═══ The records

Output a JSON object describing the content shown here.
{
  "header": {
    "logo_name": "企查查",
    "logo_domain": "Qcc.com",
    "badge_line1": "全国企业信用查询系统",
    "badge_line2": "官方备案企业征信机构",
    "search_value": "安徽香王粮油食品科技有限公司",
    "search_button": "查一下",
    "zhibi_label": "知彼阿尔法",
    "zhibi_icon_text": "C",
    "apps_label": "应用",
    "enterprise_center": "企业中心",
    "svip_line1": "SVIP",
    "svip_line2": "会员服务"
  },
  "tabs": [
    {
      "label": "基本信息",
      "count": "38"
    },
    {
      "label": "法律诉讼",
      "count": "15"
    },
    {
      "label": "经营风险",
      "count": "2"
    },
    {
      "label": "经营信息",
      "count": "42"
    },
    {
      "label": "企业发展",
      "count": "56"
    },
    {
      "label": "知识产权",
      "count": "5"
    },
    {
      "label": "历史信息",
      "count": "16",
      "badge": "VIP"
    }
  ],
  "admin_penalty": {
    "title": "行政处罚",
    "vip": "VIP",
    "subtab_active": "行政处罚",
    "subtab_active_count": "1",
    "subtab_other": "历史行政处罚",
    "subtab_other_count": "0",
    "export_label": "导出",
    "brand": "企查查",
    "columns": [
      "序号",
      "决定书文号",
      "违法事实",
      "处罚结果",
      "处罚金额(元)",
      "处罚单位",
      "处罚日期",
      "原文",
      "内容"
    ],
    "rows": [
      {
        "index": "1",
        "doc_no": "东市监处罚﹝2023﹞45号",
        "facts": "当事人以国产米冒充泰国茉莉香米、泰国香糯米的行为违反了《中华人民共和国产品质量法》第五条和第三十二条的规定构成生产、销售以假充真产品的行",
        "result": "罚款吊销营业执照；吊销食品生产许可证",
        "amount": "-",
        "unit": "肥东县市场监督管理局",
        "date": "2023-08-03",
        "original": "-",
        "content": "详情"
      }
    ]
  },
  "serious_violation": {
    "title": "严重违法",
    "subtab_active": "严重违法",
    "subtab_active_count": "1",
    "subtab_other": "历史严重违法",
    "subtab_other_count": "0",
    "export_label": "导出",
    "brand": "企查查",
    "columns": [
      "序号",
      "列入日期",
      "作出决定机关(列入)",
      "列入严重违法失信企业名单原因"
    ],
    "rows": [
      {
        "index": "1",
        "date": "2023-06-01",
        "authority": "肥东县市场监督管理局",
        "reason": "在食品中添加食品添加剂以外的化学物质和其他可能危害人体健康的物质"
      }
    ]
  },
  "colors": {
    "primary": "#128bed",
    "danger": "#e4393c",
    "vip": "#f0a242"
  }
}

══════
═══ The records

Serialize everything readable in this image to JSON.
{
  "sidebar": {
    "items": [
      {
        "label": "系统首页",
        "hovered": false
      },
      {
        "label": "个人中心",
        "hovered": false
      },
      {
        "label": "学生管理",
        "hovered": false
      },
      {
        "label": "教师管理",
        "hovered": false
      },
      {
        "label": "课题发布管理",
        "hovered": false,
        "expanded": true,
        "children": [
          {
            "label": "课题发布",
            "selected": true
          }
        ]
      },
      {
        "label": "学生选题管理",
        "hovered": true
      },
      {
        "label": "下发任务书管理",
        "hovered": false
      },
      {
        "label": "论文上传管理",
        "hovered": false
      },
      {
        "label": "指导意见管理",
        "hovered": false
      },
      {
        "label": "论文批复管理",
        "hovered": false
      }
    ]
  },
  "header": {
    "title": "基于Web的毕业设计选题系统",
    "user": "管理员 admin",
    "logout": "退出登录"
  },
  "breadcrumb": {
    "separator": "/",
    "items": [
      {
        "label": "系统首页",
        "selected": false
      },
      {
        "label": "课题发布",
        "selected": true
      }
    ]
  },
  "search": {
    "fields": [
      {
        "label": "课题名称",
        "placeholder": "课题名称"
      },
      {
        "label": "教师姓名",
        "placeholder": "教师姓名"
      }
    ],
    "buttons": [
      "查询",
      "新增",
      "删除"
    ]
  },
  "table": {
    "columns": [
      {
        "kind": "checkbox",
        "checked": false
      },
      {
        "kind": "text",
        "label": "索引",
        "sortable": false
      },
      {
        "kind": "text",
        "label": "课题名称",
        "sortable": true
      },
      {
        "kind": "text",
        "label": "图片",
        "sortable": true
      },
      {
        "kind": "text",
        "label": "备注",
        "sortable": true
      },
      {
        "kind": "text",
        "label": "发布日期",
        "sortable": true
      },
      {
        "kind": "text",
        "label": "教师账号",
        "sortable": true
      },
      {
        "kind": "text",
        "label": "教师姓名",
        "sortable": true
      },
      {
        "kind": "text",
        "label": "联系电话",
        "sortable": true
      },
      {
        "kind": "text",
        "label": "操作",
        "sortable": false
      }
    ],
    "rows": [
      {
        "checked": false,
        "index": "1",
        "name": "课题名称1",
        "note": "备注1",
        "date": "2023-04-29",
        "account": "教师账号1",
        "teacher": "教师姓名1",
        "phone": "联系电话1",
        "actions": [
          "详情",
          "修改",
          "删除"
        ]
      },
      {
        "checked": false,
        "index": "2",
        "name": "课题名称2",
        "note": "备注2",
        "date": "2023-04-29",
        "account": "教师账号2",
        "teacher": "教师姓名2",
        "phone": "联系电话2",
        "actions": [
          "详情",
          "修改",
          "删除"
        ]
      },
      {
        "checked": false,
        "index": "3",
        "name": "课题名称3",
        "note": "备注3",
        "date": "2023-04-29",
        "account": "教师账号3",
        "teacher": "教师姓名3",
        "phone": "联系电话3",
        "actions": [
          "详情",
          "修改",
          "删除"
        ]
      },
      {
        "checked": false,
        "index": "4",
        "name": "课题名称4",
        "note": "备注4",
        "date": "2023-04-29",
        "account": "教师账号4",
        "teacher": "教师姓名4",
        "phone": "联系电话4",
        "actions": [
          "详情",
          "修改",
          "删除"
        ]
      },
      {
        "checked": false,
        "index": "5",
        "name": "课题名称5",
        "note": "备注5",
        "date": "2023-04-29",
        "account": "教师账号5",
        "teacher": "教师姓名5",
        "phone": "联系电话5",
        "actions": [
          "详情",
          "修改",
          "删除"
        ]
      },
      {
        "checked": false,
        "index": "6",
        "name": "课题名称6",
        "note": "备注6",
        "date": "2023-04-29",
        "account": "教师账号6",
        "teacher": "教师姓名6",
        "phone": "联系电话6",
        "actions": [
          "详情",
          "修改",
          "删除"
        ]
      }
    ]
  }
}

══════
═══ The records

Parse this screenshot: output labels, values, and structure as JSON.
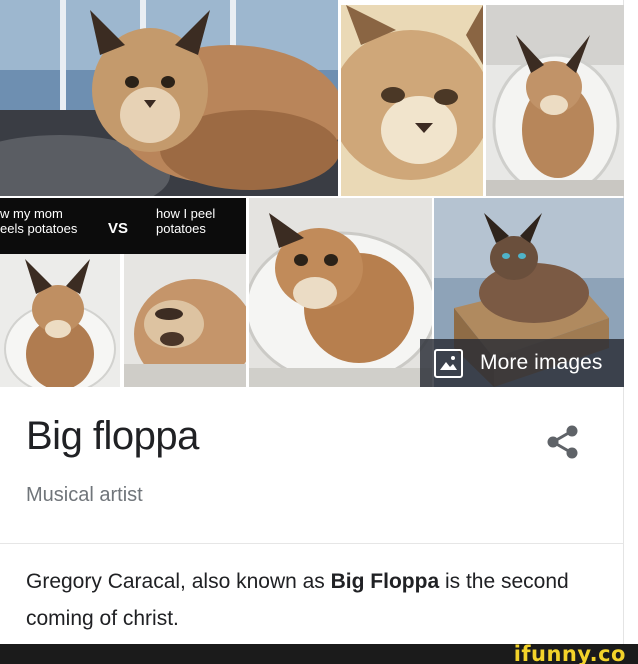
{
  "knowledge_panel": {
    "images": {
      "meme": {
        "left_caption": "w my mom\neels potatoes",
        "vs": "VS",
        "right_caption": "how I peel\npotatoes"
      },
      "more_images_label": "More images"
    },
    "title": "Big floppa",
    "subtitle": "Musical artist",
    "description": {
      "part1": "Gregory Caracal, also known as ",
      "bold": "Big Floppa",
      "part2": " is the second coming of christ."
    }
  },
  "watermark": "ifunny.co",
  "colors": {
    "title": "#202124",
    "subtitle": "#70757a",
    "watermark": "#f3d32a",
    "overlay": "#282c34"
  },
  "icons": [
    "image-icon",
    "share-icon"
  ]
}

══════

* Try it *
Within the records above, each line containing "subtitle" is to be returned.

* Your response *
    "subtitle": "Musical artist",
    "subtitle": "#70757a",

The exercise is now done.